> Action item
Give each entry back by retyping it exactly as written.

________________

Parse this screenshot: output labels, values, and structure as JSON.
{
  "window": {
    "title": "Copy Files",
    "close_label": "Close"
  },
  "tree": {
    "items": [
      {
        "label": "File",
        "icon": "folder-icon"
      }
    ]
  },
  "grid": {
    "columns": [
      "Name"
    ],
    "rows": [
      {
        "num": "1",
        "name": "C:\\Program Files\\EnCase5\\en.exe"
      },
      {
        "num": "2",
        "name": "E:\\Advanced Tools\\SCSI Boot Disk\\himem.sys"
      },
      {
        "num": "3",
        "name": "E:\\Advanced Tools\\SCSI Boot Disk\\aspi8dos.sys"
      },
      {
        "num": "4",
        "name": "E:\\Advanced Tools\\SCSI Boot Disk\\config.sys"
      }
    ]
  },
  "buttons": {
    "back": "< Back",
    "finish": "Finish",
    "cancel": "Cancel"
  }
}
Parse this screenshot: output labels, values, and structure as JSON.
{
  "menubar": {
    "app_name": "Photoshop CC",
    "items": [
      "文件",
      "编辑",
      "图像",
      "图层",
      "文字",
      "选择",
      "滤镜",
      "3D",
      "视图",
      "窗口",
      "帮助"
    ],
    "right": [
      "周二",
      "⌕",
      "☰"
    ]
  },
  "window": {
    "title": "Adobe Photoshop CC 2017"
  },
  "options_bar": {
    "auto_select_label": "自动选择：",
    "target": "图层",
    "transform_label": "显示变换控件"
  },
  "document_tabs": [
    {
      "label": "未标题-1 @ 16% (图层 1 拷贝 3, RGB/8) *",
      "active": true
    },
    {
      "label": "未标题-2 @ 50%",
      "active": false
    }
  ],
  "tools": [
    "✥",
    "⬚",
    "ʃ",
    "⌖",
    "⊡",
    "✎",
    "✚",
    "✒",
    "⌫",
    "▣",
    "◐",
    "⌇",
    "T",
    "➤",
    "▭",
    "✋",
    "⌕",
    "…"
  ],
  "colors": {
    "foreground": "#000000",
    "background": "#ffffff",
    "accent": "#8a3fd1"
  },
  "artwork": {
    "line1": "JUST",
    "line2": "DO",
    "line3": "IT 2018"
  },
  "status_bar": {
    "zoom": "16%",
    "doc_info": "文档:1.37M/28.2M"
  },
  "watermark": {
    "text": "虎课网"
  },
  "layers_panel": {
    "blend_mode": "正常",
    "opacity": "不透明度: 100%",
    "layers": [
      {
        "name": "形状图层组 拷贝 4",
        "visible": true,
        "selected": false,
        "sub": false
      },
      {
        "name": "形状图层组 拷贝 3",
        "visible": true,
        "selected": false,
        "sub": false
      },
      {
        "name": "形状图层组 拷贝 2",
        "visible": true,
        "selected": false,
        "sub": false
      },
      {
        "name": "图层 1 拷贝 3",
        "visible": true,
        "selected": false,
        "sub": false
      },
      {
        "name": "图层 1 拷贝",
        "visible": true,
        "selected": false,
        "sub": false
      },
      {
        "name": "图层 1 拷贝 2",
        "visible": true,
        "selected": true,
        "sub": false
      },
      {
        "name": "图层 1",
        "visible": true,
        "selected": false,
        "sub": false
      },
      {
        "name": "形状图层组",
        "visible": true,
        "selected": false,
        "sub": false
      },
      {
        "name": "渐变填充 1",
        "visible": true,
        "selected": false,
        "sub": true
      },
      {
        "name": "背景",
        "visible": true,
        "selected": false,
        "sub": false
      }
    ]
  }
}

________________

> Task output
Parse this screenshot: output labels, values, and structure as JSON.
{
  "window": {
    "title": "Copy Files",
    "close_label": "Close"
  },
  "tree": {
    "items": [
      {
        "label": "File",
        "icon": "folder-icon"
      }
    ]
  },
  "grid": {
    "columns": [
      "Name"
    ],
    "rows": [
      {
        "num": "1",
        "name": "C:\\Program Files\\EnCase5\\en.exe"
      },
      {
        "num": "2",
        "name": "E:\\Advanced Tools\\SCSI Boot Disk\\himem.sys"
      },
      {
        "num": "3",
        "name": "E:\\Advanced Tools\\SCSI Boot Disk\\aspi8dos.sys"
      },
      {
        "num": "4",
        "name": "E:\\Advanced Tools\\SCSI Boot Disk\\config.sys"
      }
    ]
  },
  "buttons": {
    "back": "< Back",
    "finish": "Finish",
    "cancel": "Cancel"
  }
}
Parse this screenshot: output labels, values, and structure as JSON.
{
  "menubar": {
    "app_name": "Photoshop CC",
    "items": [
      "文件",
      "编辑",
      "图像",
      "图层",
      "文字",
      "选择",
      "滤镜",
      "3D",
      "视图",
      "窗口",
      "帮助"
    ],
    "right": [
      "周二",
      "⌕",
      "☰"
    ]
  },
  "window": {
    "title": "Adobe Photoshop CC 2017"
  },
  "options_bar": {
    "auto_select_label": "自动选择：",
    "target": "图层",
    "transform_label": "显示变换控件"
  },
  "document_tabs": [
    {
      "label": "未标题-1 @ 16% (图层 1 拷贝 3, RGB/8) *",
      "active": true
    },
    {
      "label": "未标题-2 @ 50%",
      "active": false
    }
  ],
  "tools": [
    "✥",
    "⬚",
    "ʃ",
    "⌖",
    "⊡",
    "✎",
    "✚",
    "✒",
    "⌫",
    "▣",
    "◐",
    "⌇",
    "T",
    "➤",
    "▭",
    "✋",
    "⌕",
    "…"
  ],
  "colors": {
    "foreground": "#000000",
    "background": "#ffffff",
    "accent": "#8a3fd1"
  },
  "artwork": {
    "line1": "JUST",
    "line2": "DO",
    "line3": "IT 2018"
  },
  "status_bar": {
    "zoom": "16%",
    "doc_info": "文档:1.37M/28.2M"
  },
  "watermark": {
    "text": "虎课网"
  },
  "layers_panel": {
    "blend_mode": "正常",
    "opacity": "不透明度: 100%",
    "layers": [
      {
        "name": "形状图层组 拷贝 4",
        "visible": true,
        "selected": false,
        "sub": false
      },
      {
        "name": "形状图层组 拷贝 3",
        "visible": true,
        "selected": false,
        "sub": false
      },
      {
        "name": "形状图层组 拷贝 2",
        "visible": true,
        "selected": false,
        "sub": false
      },
      {
        "name": "图层 1 拷贝 3",
        "visible": true,
        "selected": false,
        "sub": false
      },
      {
        "name": "图层 1 拷贝",
        "visible": true,
        "selected": false,
        "sub": false
      },
      {
        "name": "图层 1 拷贝 2",
        "visible": true,
        "selected": true,
        "sub": false
      },
      {
        "name": "图层 1",
        "visible": true,
        "selected": false,
        "sub": false
      },
      {
        "name": "形状图层组",
        "visible": true,
        "selected": false,
        "sub": false
      },
      {
        "name": "渐变填充 1",
        "visible": true,
        "selected": false,
        "sub": true
      },
      {
        "name": "背景",
        "visible": true,
        "selected": false,
        "sub": false
      }
    ]
  }
}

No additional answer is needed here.